20 June 2014
At a time when discussion of the past and its impact on the future seems to be gaining momentum, especially with the recent right to be forgotten ruling, it’s interesting to see the House of Lords considering an update to the youth justice system.
The inquiry proposed wiping young people’s records when they turn eighteen if they no longer commit any offences. It takes into account that having a criminal record for minor offences can block their employment prospects even if they have worked hard to be better and to make something of themselves.
Lord Carlile, who chaired the review, used the hypothetical example of a young person who stole a mobile phone when they were sixteen, but had since turned their life around. Is it fair that this person shouldn’t get a job up to five years later because their records state that they’ve committed an offence? Obviously, if it’s a serious offence then this is different, but for many, it simply acts as a painful reminder of a different life, a different person.
It was interesting to read that one young person described a criminal record as “an anchor to the past”. A good metaphor, as it’s all well and good setting the sails and planning the course, but if you’re still anchored, you can’t make progress.
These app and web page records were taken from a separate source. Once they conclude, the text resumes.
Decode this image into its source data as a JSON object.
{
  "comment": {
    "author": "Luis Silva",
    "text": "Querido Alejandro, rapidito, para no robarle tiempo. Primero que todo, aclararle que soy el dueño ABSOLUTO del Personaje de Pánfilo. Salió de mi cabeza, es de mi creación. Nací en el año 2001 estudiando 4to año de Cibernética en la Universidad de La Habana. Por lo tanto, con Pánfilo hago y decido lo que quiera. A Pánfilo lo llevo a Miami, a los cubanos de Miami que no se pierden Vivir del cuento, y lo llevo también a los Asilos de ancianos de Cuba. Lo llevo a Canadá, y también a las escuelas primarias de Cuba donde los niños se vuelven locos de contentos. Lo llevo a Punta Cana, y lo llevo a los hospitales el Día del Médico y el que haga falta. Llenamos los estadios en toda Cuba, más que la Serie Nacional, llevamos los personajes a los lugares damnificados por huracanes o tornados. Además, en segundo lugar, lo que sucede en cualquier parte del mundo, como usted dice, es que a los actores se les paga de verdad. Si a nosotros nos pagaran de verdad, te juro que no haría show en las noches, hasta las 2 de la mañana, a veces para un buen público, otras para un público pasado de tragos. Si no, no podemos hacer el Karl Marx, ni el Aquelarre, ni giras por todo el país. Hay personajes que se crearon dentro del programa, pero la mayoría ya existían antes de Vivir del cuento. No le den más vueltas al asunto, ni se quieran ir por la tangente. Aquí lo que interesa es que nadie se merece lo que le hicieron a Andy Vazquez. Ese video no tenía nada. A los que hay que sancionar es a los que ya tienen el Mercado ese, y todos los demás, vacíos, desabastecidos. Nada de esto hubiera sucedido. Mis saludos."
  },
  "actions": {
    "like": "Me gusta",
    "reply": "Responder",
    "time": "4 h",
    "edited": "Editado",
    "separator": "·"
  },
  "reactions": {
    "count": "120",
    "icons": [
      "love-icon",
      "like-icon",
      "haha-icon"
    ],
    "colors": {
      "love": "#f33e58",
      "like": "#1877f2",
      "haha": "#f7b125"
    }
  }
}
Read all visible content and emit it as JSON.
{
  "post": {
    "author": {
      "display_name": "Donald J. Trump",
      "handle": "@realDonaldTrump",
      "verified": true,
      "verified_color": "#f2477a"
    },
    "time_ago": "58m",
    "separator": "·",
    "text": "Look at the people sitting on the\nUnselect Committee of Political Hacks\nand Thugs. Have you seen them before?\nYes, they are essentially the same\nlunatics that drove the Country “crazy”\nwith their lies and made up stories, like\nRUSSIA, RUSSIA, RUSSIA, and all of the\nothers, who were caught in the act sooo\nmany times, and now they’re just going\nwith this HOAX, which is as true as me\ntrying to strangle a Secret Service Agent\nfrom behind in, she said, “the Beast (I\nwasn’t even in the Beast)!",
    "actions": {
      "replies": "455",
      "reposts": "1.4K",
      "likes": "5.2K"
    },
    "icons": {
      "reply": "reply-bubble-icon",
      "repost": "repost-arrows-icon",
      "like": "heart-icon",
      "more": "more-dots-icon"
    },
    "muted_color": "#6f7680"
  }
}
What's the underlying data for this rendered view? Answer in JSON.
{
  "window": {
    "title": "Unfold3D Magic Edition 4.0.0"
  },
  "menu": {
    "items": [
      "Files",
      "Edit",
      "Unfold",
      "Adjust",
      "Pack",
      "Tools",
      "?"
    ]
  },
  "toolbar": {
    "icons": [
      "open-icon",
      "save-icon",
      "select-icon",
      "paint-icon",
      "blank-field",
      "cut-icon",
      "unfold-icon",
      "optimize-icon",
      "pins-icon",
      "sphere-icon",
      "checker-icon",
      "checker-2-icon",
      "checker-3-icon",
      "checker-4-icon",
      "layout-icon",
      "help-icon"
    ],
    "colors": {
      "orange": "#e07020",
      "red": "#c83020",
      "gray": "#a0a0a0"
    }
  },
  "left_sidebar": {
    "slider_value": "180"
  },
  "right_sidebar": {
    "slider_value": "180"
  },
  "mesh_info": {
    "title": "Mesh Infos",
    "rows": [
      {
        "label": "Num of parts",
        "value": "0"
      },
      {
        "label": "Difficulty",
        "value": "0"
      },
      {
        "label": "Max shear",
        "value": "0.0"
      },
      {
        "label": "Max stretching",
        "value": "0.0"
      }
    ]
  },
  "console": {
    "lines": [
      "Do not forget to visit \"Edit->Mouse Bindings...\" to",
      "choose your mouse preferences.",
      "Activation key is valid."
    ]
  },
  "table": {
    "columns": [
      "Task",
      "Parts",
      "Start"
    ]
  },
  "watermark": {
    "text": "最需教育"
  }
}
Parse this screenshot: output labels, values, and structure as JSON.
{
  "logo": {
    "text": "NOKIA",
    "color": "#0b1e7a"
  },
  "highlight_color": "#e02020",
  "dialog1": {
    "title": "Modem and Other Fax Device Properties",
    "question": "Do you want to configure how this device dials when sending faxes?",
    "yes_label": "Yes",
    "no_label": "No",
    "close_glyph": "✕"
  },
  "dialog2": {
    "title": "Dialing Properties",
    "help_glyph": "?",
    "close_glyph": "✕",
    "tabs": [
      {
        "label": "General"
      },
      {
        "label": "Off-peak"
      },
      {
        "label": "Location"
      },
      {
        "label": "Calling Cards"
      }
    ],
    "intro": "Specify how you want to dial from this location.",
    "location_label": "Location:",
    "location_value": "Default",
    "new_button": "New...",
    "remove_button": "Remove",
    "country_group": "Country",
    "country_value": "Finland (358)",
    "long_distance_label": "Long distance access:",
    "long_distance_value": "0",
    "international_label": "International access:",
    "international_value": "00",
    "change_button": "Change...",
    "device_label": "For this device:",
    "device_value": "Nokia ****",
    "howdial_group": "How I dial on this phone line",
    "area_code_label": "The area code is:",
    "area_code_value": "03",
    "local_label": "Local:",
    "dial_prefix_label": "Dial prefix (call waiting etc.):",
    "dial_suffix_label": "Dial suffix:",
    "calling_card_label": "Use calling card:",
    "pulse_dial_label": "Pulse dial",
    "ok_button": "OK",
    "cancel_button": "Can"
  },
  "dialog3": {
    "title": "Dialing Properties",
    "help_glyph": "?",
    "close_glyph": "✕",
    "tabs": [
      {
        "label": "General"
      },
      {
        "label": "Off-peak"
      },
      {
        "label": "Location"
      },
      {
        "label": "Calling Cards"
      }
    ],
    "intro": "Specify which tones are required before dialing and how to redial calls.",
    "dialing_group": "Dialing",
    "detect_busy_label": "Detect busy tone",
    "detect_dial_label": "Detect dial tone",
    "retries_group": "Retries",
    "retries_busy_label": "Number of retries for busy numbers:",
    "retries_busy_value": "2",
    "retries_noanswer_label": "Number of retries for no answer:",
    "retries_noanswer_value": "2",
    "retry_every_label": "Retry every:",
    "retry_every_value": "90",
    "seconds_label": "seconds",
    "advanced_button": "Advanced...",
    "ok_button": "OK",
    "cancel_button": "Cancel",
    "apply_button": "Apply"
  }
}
It’s at this junction that I think we need to ask ourselves how we can turn the passion and emotion of youth into something positive rather than letting it ground their future.
What do you think? Does the youth justice system need updating?